Woman suffering from the fluFall is finally here, and with it comes the onset of flu season. The flu is a difficult illness for everyone, but for cancer patients, it can be devastating. It is especially challenging in this year that has already taxed everyone with the uncertainty of COVID-19. It is critical to recognize that as cancer patients, important healthcare preventative actions, like receiving a flu shot, should not be ignored. Healthcare providers continue to practice safety precautions during this pandemic, therefore getting a flu shot should not be an ill-advised health risk.

CDC Estimates

The Centers for Disease Control (CDC) estimates that flu has resulted in between 9.3 million and 49 million illnesses each year in the United States since 2010.1 Although there is no way to predict the severity and length of an individual flu season, it is important for GIST patients to receive their vaccinations as early as possible. Flu activity peaks between December and March in the United States. The CDC recommends that cancer patients as well as close family members be vaccinated by the end of October.

Always consult your physician before getting vaccinated. There may be certain individual medical contraindications to being vaccinated, and they can recommend a safe source where you can receive the vaccination.

Important information about the flu:

• The flu shot is a seasonal vaccine. Each year it is designed to combat strains of flu expected to cause illness in the current season.
• Being a cancer patient puts you at an increased risk of complications, which can include pneumonia, hospitalization, and even death.
• Choosing to get a flu shot is your best protection against the flu.

The CDC website is the authoritative source for information on the current 2020-2021 flu season, but as always, it is important for you to check with your individual healthcare provider for any restrictions or health concerns.

Information on the CDC site includes:
• A list of the viruses the 2020-2021 vaccines protect against
• Types of vaccines recommended for protection against these viruses
• Information on updates to the vaccines for this season
• New vaccines licensed for this season (More information about new vaccines available this year)
• Recommended vaccines for this season
• Extensive information about COVID-19 and seasonal flu

There is also helpful information on the site about availability of the vaccine, which may be affected because of the COVID-19 pandemic.

Vaccination timing for the 2020-2021 season according to the CDC:2

  • Vaccine should be administered by the end of October 2020, but vaccination should continue to be offered as long as influenza viruses are circulating locally and unexpired vaccine is available.
  • Vaccination too early in the season (e.g., July or August) may lead to suboptimal immunity later in the season, particularly among older adults.
  • Children aged 6 months through 8 years who require 2 doses should receive their first dose as soon as possible after vaccine becomes available, and the second dose ≥4 weeks later.

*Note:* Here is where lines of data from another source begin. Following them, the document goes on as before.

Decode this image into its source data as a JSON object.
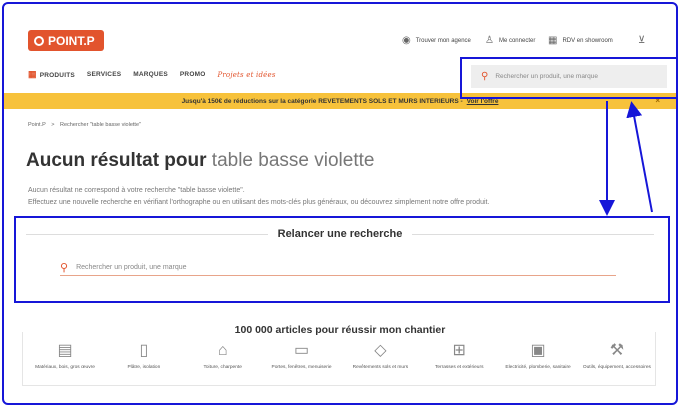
{
  "header": {
    "logo_text": "POINT.P",
    "utilities": [
      {
        "icon": "globe-icon",
        "glyph": "◉",
        "label": "Trouver mon agence"
      },
      {
        "icon": "user-icon",
        "glyph": "♙",
        "label": "Me connecter"
      },
      {
        "icon": "calendar-icon",
        "glyph": "▦",
        "label": "RDV en showroom"
      },
      {
        "icon": "cart-icon",
        "glyph": "⊻",
        "label": ""
      }
    ]
  },
  "nav": {
    "items": [
      "PRODUITS",
      "SERVICES",
      "MARQUES",
      "PROMO"
    ],
    "projets": "Projets et idées"
  },
  "search_top": {
    "placeholder": "Rechercher un produit, une marque"
  },
  "promo_banner": {
    "text": "Jusqu'à 150€ de réductions sur la catégorie REVETEMENTS SOLS ET MURS INTERIEURS -",
    "link": "Voir l'offre",
    "close": "×"
  },
  "breadcrumb": {
    "home": "Point.P",
    "sep": ">",
    "current": "Rechercher \"table basse violette\""
  },
  "result": {
    "title_prefix": "Aucun résultat pour",
    "query": "table basse violette",
    "line1": "Aucun résultat ne correspond à votre recherche \"table basse violette\".",
    "line2": "Effectuez une nouvelle recherche en vérifiant l'orthographe ou en utilisant des mots-clés plus généraux, ou découvrez simplement notre offre produit."
  },
  "relaunch": {
    "title": "Relancer une recherche",
    "placeholder": "Rechercher un produit, une marque"
  },
  "categories": {
    "title": "100 000 articles pour réussir mon chantier",
    "items": [
      {
        "icon": "bricks-icon",
        "glyph": "▤",
        "label": "Matériaux, bois, gros œuvre"
      },
      {
        "icon": "plaster-icon",
        "glyph": "▯",
        "label": "Plâtre, isolation"
      },
      {
        "icon": "roof-icon",
        "glyph": "⌂",
        "label": "Toiture, charpente"
      },
      {
        "icon": "door-icon",
        "glyph": "▭",
        "label": "Portes, fenêtres, menuiserie"
      },
      {
        "icon": "tiles-icon",
        "glyph": "◇",
        "label": "Revêtements sols et murs"
      },
      {
        "icon": "fence-icon",
        "glyph": "⊞",
        "label": "Terrasses et extérieurs"
      },
      {
        "icon": "plug-icon",
        "glyph": "▣",
        "label": "Electricité, plomberie, sanitaire"
      },
      {
        "icon": "drill-icon",
        "glyph": "⚒",
        "label": "Outils, équipement, accessoires"
      }
    ]
  },
  "colors": {
    "brand": "#e2542d",
    "banner": "#f7c23b",
    "annotation": "#1616d8"
  }
}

Talk to your physician and make an appointment for your flu shot today!

Flu shot today sign

Click this link for or more information on where you can get a flu vaccine.
To learn more about flu, visit Influenza (Flu).3
More information is available on the CDC website.


1. https://www.cdc.gov/flu/about/burden/index.htm
2. https://www.cdc.gov/flu/professionals/acip/summary/summary-recommendations.htm
3. https://www.cdc.gov/flu/season/faq-flu-season-2020-2021.htm